Problem: A verbatim copy of every record is required, and no pictures should be included.

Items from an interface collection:
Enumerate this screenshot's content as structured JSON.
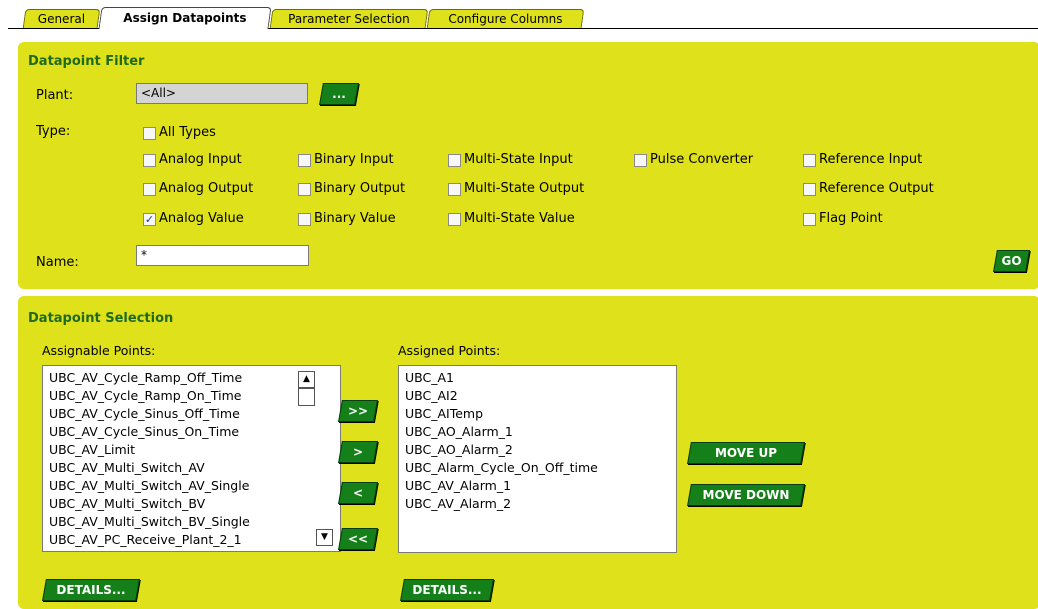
{
  "tabs": [
    {
      "label": "General"
    },
    {
      "label": "Assign Datapoints"
    },
    {
      "label": "Parameter Selection"
    },
    {
      "label": "Configure Columns"
    }
  ],
  "filter": {
    "title": "Datapoint Filter",
    "plant_label": "Plant:",
    "plant_value": "<All>",
    "plant_button": "...",
    "type_label": "Type:",
    "all_types": "All Types",
    "types": {
      "analog_input": "Analog Input",
      "analog_output": "Analog Output",
      "analog_value": "Analog Value",
      "binary_input": "Binary Input",
      "binary_output": "Binary Output",
      "binary_value": "Binary Value",
      "multistate_input": "Multi-State Input",
      "multistate_output": "Multi-State Output",
      "multistate_value": "Multi-State Value",
      "pulse_converter": "Pulse Converter",
      "reference_input": "Reference Input",
      "reference_output": "Reference Output",
      "flag_point": "Flag Point"
    },
    "checked_mark": "✓",
    "name_label": "Name:",
    "name_value": "*",
    "go_button": "GO"
  },
  "selection": {
    "title": "Datapoint Selection",
    "assignable_label": "Assignable Points:",
    "assigned_label": "Assigned Points:",
    "assignable_points": [
      "UBC_AV_Cycle_Ramp_Off_Time",
      "UBC_AV_Cycle_Ramp_On_Time",
      "UBC_AV_Cycle_Sinus_Off_Time",
      "UBC_AV_Cycle_Sinus_On_Time",
      "UBC_AV_Limit",
      "UBC_AV_Multi_Switch_AV",
      "UBC_AV_Multi_Switch_AV_Single",
      "UBC_AV_Multi_Switch_BV",
      "UBC_AV_Multi_Switch_BV_Single",
      "UBC_AV_PC_Receive_Plant_2_1"
    ],
    "assigned_points": [
      "UBC_A1",
      "UBC_AI2",
      "UBC_AITemp",
      "UBC_AO_Alarm_1",
      "UBC_AO_Alarm_2",
      "UBC_Alarm_Cycle_On_Off_time",
      "UBC_AV_Alarm_1",
      "UBC_AV_Alarm_2"
    ],
    "btn_add_all": ">>",
    "btn_add": ">",
    "btn_remove": "<",
    "btn_remove_all": "<<",
    "move_up": "MOVE UP",
    "move_down": "MOVE DOWN",
    "details_left": "DETAILS...",
    "details_right": "DETAILS..."
  },
  "colors": {
    "panel": "#dfe21a",
    "button": "#15801a",
    "title": "#1f6a1f"
  }
}
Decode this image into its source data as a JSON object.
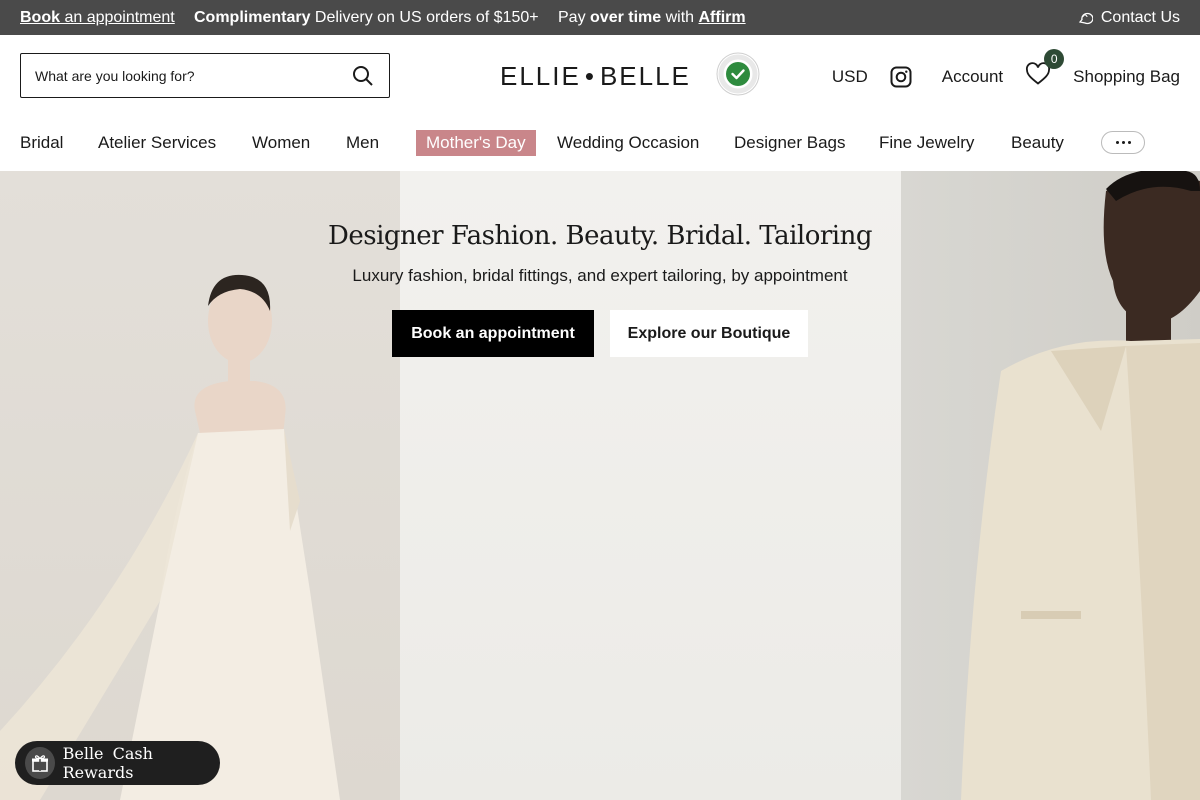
{
  "topbar": {
    "book_bold": "Book",
    "book_rest": " an appointment",
    "delivery_bold": "Complimentary",
    "delivery_rest": " Delivery on US orders of $150+",
    "pay_pre": "Pay ",
    "pay_bold": "over time",
    "pay_mid": " with ",
    "pay_link": "Affirm",
    "contact": "Contact Us"
  },
  "header": {
    "search_placeholder": "What are you looking for?",
    "logo_left": "ELLIE",
    "logo_sep": "•",
    "logo_right": "BELLE",
    "badge_text": "AUTHENTICITY GUARANTEED",
    "currency": "USD",
    "account": "Account",
    "wishlist_count": "0",
    "bag": "Shopping Bag"
  },
  "nav": {
    "items": [
      "Bridal",
      "Atelier Services",
      "Women",
      "Men",
      "Mother's Day",
      "Wedding Occasion",
      "Designer Bags",
      "Fine Jewelry",
      "Beauty"
    ]
  },
  "hero": {
    "title": "Designer Fashion. Beauty. Bridal. Tailoring",
    "subtitle": "Luxury fashion, bridal fittings, and expert tailoring, by appointment",
    "primary_cta": "Book an appointment",
    "secondary_cta": "Explore our Boutique"
  },
  "rewards": {
    "label": "Belle Cash Rewards"
  },
  "colors": {
    "topbar_bg": "#4a4a4a",
    "nav_highlight": "#c9868a",
    "badge_green": "#2e8b3e",
    "cta_primary": "#000000"
  }
}
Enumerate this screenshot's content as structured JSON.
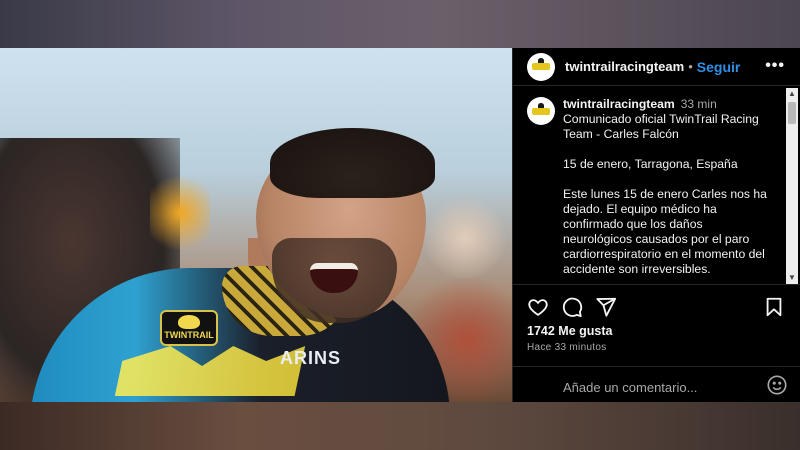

Final answer:
Enumerate this screenshot's content as structured JSON.
{
  "tabs": [
    {
      "label": "General"
    },
    {
      "label": "Assign Datapoints"
    },
    {
      "label": "Parameter Selection"
    },
    {
      "label": "Configure Columns"
    }
  ],
  "filter": {
    "title": "Datapoint Filter",
    "plant_label": "Plant:",
    "plant_value": "<All>",
    "plant_button": "...",
    "type_label": "Type:",
    "all_types": "All Types",
    "types": {
      "analog_input": "Analog Input",
      "analog_output": "Analog Output",
      "analog_value": "Analog Value",
      "binary_input": "Binary Input",
      "binary_output": "Binary Output",
      "binary_value": "Binary Value",
      "multistate_input": "Multi-State Input",
      "multistate_output": "Multi-State Output",
      "multistate_value": "Multi-State Value",
      "pulse_converter": "Pulse Converter",
      "reference_input": "Reference Input",
      "reference_output": "Reference Output",
      "flag_point": "Flag Point"
    },
    "checked_mark": "✓",
    "name_label": "Name:",
    "name_value": "*",
    "go_button": "GO"
  },
  "selection": {
    "title": "Datapoint Selection",
    "assignable_label": "Assignable Points:",
    "assigned_label": "Assigned Points:",
    "assignable_points": [
      "UBC_AV_Cycle_Ramp_Off_Time",
      "UBC_AV_Cycle_Ramp_On_Time",
      "UBC_AV_Cycle_Sinus_Off_Time",
      "UBC_AV_Cycle_Sinus_On_Time",
      "UBC_AV_Limit",
      "UBC_AV_Multi_Switch_AV",
      "UBC_AV_Multi_Switch_AV_Single",
      "UBC_AV_Multi_Switch_BV",
      "UBC_AV_Multi_Switch_BV_Single",
      "UBC_AV_PC_Receive_Plant_2_1"
    ],
    "assigned_points": [
      "UBC_A1",
      "UBC_AI2",
      "UBC_AITemp",
      "UBC_AO_Alarm_1",
      "UBC_AO_Alarm_2",
      "UBC_Alarm_Cycle_On_Off_time",
      "UBC_AV_Alarm_1",
      "UBC_AV_Alarm_2"
    ],
    "btn_add_all": ">>",
    "btn_add": ">",
    "btn_remove": "<",
    "btn_remove_all": "<<",
    "move_up": "MOVE UP",
    "move_down": "MOVE DOWN",
    "details_left": "DETAILS...",
    "details_right": "DETAILS..."
  },
  "colors": {
    "panel": "#dfe21a",
    "button": "#15801a",
    "title": "#1f6a1f"
  }
}
Decode this image into its source data as a JSON object.
{
  "topbar": {
    "book_bold": "Book",
    "book_rest": " an appointment",
    "delivery_bold": "Complimentary",
    "delivery_rest": " Delivery on US orders of $150+",
    "pay_pre": "Pay ",
    "pay_bold": "over time",
    "pay_mid": " with ",
    "pay_link": "Affirm",
    "contact": "Contact Us"
  },
  "header": {
    "search_placeholder": "What are you looking for?",
    "logo_left": "ELLIE",
    "logo_sep": "•",
    "logo_right": "BELLE",
    "badge_text": "AUTHENTICITY GUARANTEED",
    "currency": "USD",
    "account": "Account",
    "wishlist_count": "0",
    "bag": "Shopping Bag"
  },
  "nav": {
    "items": [
      "Bridal",
      "Atelier Services",
      "Women",
      "Men",
      "Mother's Day",
      "Wedding Occasion",
      "Designer Bags",
      "Fine Jewelry",
      "Beauty"
    ]
  },
  "hero": {
    "title": "Designer Fashion. Beauty. Bridal. Tailoring",
    "subtitle": "Luxury fashion, bridal fittings, and expert tailoring, by appointment",
    "primary_cta": "Book an appointment",
    "secondary_cta": "Explore our Boutique"
  },
  "rewards": {
    "label": "Belle Cash Rewards"
  },
  "colors": {
    "topbar_bg": "#4a4a4a",
    "nav_highlight": "#c9868a",
    "badge_green": "#2e8b3e",
    "cta_primary": "#000000"
  }
}
Enumerate this screenshot's content as structured JSON.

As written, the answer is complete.